*Task goal*. Should a line below contain the word "QIWI", report it.

----- Data extract -----

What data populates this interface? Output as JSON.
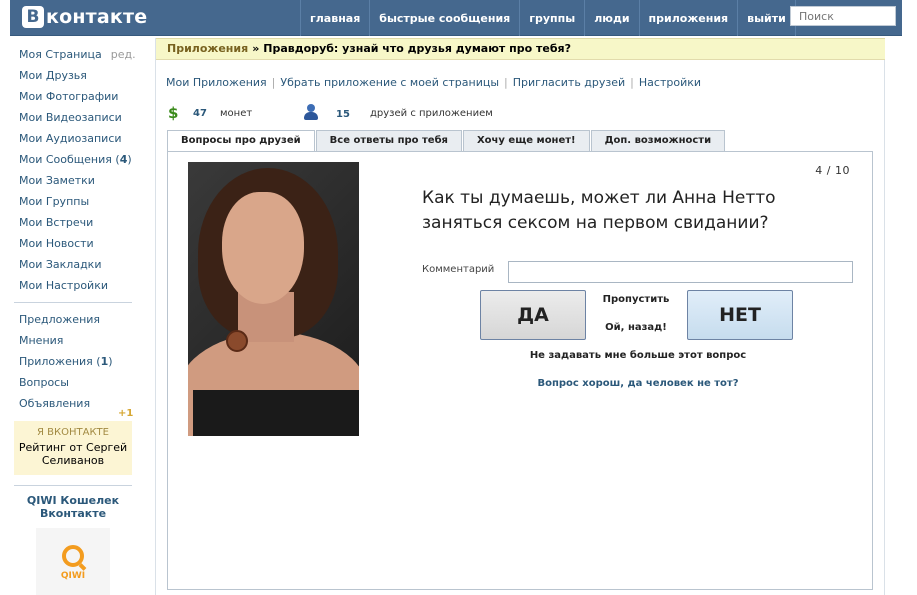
{
  "header": {
    "logo_mark": "В",
    "logo_text": "контакте",
    "nav": [
      "главная",
      "быстрые сообщения",
      "группы",
      "люди",
      "приложения",
      "выйти"
    ],
    "search_placeholder": "Поиск"
  },
  "sidebar": {
    "items": [
      {
        "label": "Моя Страница",
        "extra": "ред."
      },
      {
        "label": "Мои Друзья"
      },
      {
        "label": "Мои Фотографии"
      },
      {
        "label": "Мои Видеозаписи"
      },
      {
        "label": "Мои Аудиозаписи"
      },
      {
        "label": "Мои Сообщения",
        "count": "4"
      },
      {
        "label": "Мои Заметки"
      },
      {
        "label": "Мои Группы"
      },
      {
        "label": "Мои Встречи"
      },
      {
        "label": "Мои Новости"
      },
      {
        "label": "Мои Закладки"
      },
      {
        "label": "Мои Настройки"
      }
    ],
    "items2": [
      {
        "label": "Предложения"
      },
      {
        "label": "Мнения"
      },
      {
        "label": "Приложения",
        "count": "1"
      },
      {
        "label": "Вопросы"
      },
      {
        "label": "Объявления"
      }
    ],
    "plus": "+1",
    "ya_title": "Я ВКОНТАКТЕ",
    "ya_text": "Рейтинг от Сергей Селиванов",
    "qiwi_title": "QIWI Кошелек Вконтакте",
    "qiwi_word": "QIWI"
  },
  "main": {
    "breadcrumb": "Приложения",
    "breadcrumb_sep": "»",
    "page_title": "Правдоруб: узнай что друзья думают про тебя?",
    "actions": [
      "Мои Приложения",
      "Убрать приложение с моей страницы",
      "Пригласить друзей",
      "Настройки"
    ],
    "action_sep": "|",
    "coins": "47",
    "coins_label": "монет",
    "coin_symbol": "$",
    "friends": "15",
    "friends_label": "друзей с приложением",
    "tabs": [
      "Вопросы про друзей",
      "Все ответы про тебя",
      "Хочу еще монет!",
      "Доп. возможности"
    ],
    "counter": "4 / 10",
    "question": "Как ты думаешь, может ли Анна Нетто заняться сексом на первом свидании?",
    "comment_label": "Комментарий",
    "yes": "ДА",
    "no": "НЕТ",
    "skip": "Пропустить",
    "back": "Ой, назад!",
    "no_ask": "Не задавать мне больше этот вопрос",
    "good_q": "Вопрос хорош, да человек не тот?"
  },
  "colors": {
    "header_bg": "#45688e",
    "link": "#2b587a",
    "crumb_bg": "#f7f7c8"
  }
}
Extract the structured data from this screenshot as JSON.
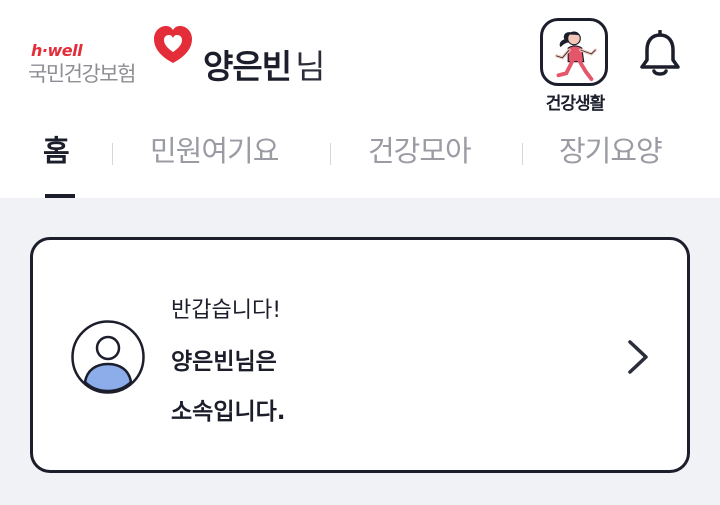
{
  "header": {
    "logo_tagline": "h·well",
    "logo_name": "국민건강보험",
    "user_name": "양은빈",
    "user_suffix": "님",
    "health_life_label": "건강생활"
  },
  "tabs": [
    {
      "label": "홈",
      "active": true
    },
    {
      "label": "민원여기요",
      "active": false
    },
    {
      "label": "건강모아",
      "active": false
    },
    {
      "label": "장기요양",
      "active": false
    }
  ],
  "card": {
    "greeting": "반갑습니다!",
    "line_name": "양은빈님은",
    "line_affiliation": "소속입니다."
  },
  "colors": {
    "accent": "#e32e3a",
    "text_primary": "#1c1e2c",
    "text_muted": "#9a9ba3",
    "background": "#f1f2f6",
    "avatar_blue": "#8cacea"
  },
  "icons": {
    "logo": "heart-logo-icon",
    "health_life": "runner-icon",
    "notification": "bell-icon",
    "avatar": "user-avatar-icon",
    "card_arrow": "chevron-right-icon"
  }
}
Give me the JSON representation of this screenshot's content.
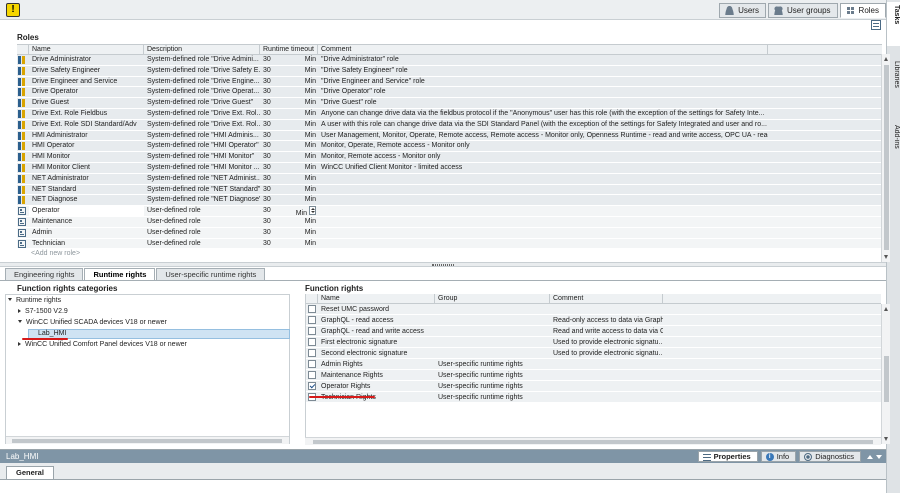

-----

*Your response*.
    "qiwi_title": "QIWI Кошелек Вконтакте",
    "qiwi_word": "QIWI"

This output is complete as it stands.